■ Dataset excerpts ■
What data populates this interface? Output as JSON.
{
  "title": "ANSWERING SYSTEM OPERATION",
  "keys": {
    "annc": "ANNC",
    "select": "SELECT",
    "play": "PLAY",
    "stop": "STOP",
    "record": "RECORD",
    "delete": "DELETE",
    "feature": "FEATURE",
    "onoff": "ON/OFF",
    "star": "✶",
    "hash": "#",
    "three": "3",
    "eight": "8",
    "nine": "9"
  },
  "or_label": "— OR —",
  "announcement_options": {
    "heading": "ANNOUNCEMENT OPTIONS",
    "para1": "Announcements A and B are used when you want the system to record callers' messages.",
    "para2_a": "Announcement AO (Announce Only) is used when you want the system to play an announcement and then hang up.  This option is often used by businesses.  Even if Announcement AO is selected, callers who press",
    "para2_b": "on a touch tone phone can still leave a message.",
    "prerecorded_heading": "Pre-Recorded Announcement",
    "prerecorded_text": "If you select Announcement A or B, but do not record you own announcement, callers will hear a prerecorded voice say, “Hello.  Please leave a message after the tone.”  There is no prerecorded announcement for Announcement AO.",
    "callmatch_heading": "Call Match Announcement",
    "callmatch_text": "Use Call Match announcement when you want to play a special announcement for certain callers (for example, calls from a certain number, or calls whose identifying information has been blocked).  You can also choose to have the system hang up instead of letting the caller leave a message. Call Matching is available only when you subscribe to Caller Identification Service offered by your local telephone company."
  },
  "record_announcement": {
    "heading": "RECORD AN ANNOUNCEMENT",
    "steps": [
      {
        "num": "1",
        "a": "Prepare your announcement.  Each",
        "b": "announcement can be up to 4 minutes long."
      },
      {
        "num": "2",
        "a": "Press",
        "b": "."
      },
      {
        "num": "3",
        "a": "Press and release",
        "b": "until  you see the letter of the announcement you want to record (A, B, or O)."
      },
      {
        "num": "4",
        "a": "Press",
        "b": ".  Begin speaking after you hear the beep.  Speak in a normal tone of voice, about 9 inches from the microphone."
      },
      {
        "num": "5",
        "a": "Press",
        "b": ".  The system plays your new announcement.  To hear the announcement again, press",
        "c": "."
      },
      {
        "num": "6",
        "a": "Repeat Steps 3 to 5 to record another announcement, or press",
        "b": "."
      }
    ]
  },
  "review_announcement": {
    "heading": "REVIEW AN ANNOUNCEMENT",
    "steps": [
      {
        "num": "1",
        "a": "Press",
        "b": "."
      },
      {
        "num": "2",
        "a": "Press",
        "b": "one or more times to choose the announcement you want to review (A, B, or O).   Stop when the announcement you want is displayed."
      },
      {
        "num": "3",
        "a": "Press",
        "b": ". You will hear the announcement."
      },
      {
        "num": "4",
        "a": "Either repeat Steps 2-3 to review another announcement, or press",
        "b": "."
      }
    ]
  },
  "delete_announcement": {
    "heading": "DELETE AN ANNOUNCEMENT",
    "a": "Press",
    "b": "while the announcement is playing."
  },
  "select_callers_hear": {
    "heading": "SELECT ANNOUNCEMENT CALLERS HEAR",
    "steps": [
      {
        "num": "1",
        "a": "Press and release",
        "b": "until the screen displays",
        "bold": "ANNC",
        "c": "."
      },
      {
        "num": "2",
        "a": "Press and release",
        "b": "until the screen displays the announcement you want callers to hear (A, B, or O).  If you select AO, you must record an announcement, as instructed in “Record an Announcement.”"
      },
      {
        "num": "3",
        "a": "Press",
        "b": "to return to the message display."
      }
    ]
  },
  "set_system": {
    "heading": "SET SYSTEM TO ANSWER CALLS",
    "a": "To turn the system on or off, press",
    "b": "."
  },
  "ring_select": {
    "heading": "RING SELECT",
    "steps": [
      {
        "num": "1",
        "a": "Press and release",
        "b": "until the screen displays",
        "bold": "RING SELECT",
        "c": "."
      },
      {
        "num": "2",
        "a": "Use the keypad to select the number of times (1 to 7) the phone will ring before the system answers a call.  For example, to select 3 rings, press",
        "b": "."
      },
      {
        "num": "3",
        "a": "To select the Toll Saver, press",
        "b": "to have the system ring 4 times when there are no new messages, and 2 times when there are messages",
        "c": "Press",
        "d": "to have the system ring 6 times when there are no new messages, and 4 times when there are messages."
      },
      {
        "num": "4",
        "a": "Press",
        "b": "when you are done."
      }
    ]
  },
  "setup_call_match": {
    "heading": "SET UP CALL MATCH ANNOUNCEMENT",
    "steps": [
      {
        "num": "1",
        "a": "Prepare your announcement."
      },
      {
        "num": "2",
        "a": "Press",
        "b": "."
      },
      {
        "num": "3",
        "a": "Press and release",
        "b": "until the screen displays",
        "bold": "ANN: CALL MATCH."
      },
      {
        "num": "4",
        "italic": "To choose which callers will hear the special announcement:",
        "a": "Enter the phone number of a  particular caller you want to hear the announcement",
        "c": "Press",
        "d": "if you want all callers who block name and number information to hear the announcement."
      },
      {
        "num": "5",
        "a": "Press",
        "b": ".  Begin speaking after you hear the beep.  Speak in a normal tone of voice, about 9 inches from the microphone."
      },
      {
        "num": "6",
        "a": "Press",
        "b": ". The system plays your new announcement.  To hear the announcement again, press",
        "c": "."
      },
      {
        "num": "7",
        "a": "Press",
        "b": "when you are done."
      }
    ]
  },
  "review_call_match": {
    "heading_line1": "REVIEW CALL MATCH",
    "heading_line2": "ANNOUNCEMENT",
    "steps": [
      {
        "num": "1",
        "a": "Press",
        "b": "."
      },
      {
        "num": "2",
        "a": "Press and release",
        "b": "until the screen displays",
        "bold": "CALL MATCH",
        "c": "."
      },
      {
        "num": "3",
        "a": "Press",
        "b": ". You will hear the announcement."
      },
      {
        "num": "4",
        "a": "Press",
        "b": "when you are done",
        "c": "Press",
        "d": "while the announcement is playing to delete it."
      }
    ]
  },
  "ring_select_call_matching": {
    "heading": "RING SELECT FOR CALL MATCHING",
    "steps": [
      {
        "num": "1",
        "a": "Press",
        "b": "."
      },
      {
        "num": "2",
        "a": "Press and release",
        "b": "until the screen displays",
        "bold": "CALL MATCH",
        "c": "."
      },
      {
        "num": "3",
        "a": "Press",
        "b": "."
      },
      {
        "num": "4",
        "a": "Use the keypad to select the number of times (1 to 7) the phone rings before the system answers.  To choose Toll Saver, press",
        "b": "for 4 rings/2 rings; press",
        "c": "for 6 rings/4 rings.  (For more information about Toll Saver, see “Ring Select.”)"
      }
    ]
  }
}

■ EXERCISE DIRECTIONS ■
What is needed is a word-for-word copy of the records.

■ YOUR RESPONSE ■
What data populates this interface? Output as JSON.
{
  "title": "ANSWERING SYSTEM OPERATION",
  "keys": {
    "annc": "ANNC",
    "select": "SELECT",
    "play": "PLAY",
    "stop": "STOP",
    "record": "RECORD",
    "delete": "DELETE",
    "feature": "FEATURE",
    "onoff": "ON/OFF",
    "star": "✶",
    "hash": "#",
    "three": "3",
    "eight": "8",
    "nine": "9"
  },
  "or_label": "— OR —",
  "announcement_options": {
    "heading": "ANNOUNCEMENT OPTIONS",
    "para1": "Announcements A and B are used when you want the system to record callers' messages.",
    "para2_a": "Announcement AO (Announce Only) is used when you want the system to play an announcement and then hang up.  This option is often used by businesses.  Even if Announcement AO is selected, callers who press",
    "para2_b": "on a touch tone phone can still leave a message.",
    "prerecorded_heading": "Pre-Recorded Announcement",
    "prerecorded_text": "If you select Announcement A or B, but do not record you own announcement, callers will hear a prerecorded voice say, “Hello.  Please leave a message after the tone.”  There is no prerecorded announcement for Announcement AO.",
    "callmatch_heading": "Call Match Announcement",
    "callmatch_text": "Use Call Match announcement when you want to play a special announcement for certain callers (for example, calls from a certain number, or calls whose identifying information has been blocked).  You can also choose to have the system hang up instead of letting the caller leave a message. Call Matching is available only when you subscribe to Caller Identification Service offered by your local telephone company."
  },
  "record_announcement": {
    "heading": "RECORD AN ANNOUNCEMENT",
    "steps": [
      {
        "num": "1",
        "a": "Prepare your announcement.  Each",
        "b": "announcement can be up to 4 minutes long."
      },
      {
        "num": "2",
        "a": "Press",
        "b": "."
      },
      {
        "num": "3",
        "a": "Press and release",
        "b": "until  you see the letter of the announcement you want to record (A, B, or O)."
      },
      {
        "num": "4",
        "a": "Press",
        "b": ".  Begin speaking after you hear the beep.  Speak in a normal tone of voice, about 9 inches from the microphone."
      },
      {
        "num": "5",
        "a": "Press",
        "b": ".  The system plays your new announcement.  To hear the announcement again, press",
        "c": "."
      },
      {
        "num": "6",
        "a": "Repeat Steps 3 to 5 to record another announcement, or press",
        "b": "."
      }
    ]
  },
  "review_announcement": {
    "heading": "REVIEW AN ANNOUNCEMENT",
    "steps": [
      {
        "num": "1",
        "a": "Press",
        "b": "."
      },
      {
        "num": "2",
        "a": "Press",
        "b": "one or more times to choose the announcement you want to review (A, B, or O).   Stop when the announcement you want is displayed."
      },
      {
        "num": "3",
        "a": "Press",
        "b": ". You will hear the announcement."
      },
      {
        "num": "4",
        "a": "Either repeat Steps 2-3 to review another announcement, or press",
        "b": "."
      }
    ]
  },
  "delete_announcement": {
    "heading": "DELETE AN ANNOUNCEMENT",
    "a": "Press",
    "b": "while the announcement is playing."
  },
  "select_callers_hear": {
    "heading": "SELECT ANNOUNCEMENT CALLERS HEAR",
    "steps": [
      {
        "num": "1",
        "a": "Press and release",
        "b": "until the screen displays",
        "bold": "ANNC",
        "c": "."
      },
      {
        "num": "2",
        "a": "Press and release",
        "b": "until the screen displays the announcement you want callers to hear (A, B, or O).  If you select AO, you must record an announcement, as instructed in “Record an Announcement.”"
      },
      {
        "num": "3",
        "a": "Press",
        "b": "to return to the message display."
      }
    ]
  },
  "set_system": {
    "heading": "SET SYSTEM TO ANSWER CALLS",
    "a": "To turn the system on or off, press",
    "b": "."
  },
  "ring_select": {
    "heading": "RING SELECT",
    "steps": [
      {
        "num": "1",
        "a": "Press and release",
        "b": "until the screen displays",
        "bold": "RING SELECT",
        "c": "."
      },
      {
        "num": "2",
        "a": "Use the keypad to select the number of times (1 to 7) the phone will ring before the system answers a call.  For example, to select 3 rings, press",
        "b": "."
      },
      {
        "num": "3",
        "a": "To select the Toll Saver, press",
        "b": "to have the system ring 4 times when there are no new messages, and 2 times when there are messages",
        "c": "Press",
        "d": "to have the system ring 6 times when there are no new messages, and 4 times when there are messages."
      },
      {
        "num": "4",
        "a": "Press",
        "b": "when you are done."
      }
    ]
  },
  "setup_call_match": {
    "heading": "SET UP CALL MATCH ANNOUNCEMENT",
    "steps": [
      {
        "num": "1",
        "a": "Prepare your announcement."
      },
      {
        "num": "2",
        "a": "Press",
        "b": "."
      },
      {
        "num": "3",
        "a": "Press and release",
        "b": "until the screen displays",
        "bold": "ANN: CALL MATCH."
      },
      {
        "num": "4",
        "italic": "To choose which callers will hear the special announcement:",
        "a": "Enter the phone number of a  particular caller you want to hear the announcement",
        "c": "Press",
        "d": "if you want all callers who block name and number information to hear the announcement."
      },
      {
        "num": "5",
        "a": "Press",
        "b": ".  Begin speaking after you hear the beep.  Speak in a normal tone of voice, about 9 inches from the microphone."
      },
      {
        "num": "6",
        "a": "Press",
        "b": ". The system plays your new announcement.  To hear the announcement again, press",
        "c": "."
      },
      {
        "num": "7",
        "a": "Press",
        "b": "when you are done."
      }
    ]
  },
  "review_call_match": {
    "heading_line1": "REVIEW CALL MATCH",
    "heading_line2": "ANNOUNCEMENT",
    "steps": [
      {
        "num": "1",
        "a": "Press",
        "b": "."
      },
      {
        "num": "2",
        "a": "Press and release",
        "b": "until the screen displays",
        "bold": "CALL MATCH",
        "c": "."
      },
      {
        "num": "3",
        "a": "Press",
        "b": ". You will hear the announcement."
      },
      {
        "num": "4",
        "a": "Press",
        "b": "when you are done",
        "c": "Press",
        "d": "while the announcement is playing to delete it."
      }
    ]
  },
  "ring_select_call_matching": {
    "heading": "RING SELECT FOR CALL MATCHING",
    "steps": [
      {
        "num": "1",
        "a": "Press",
        "b": "."
      },
      {
        "num": "2",
        "a": "Press and release",
        "b": "until the screen displays",
        "bold": "CALL MATCH",
        "c": "."
      },
      {
        "num": "3",
        "a": "Press",
        "b": "."
      },
      {
        "num": "4",
        "a": "Use the keypad to select the number of times (1 to 7) the phone rings before the system answers.  To choose Toll Saver, press",
        "b": "for 4 rings/2 rings; press",
        "c": "for 6 rings/4 rings.  (For more information about Toll Saver, see “Ring Select.”)"
      }
    ]
  }
}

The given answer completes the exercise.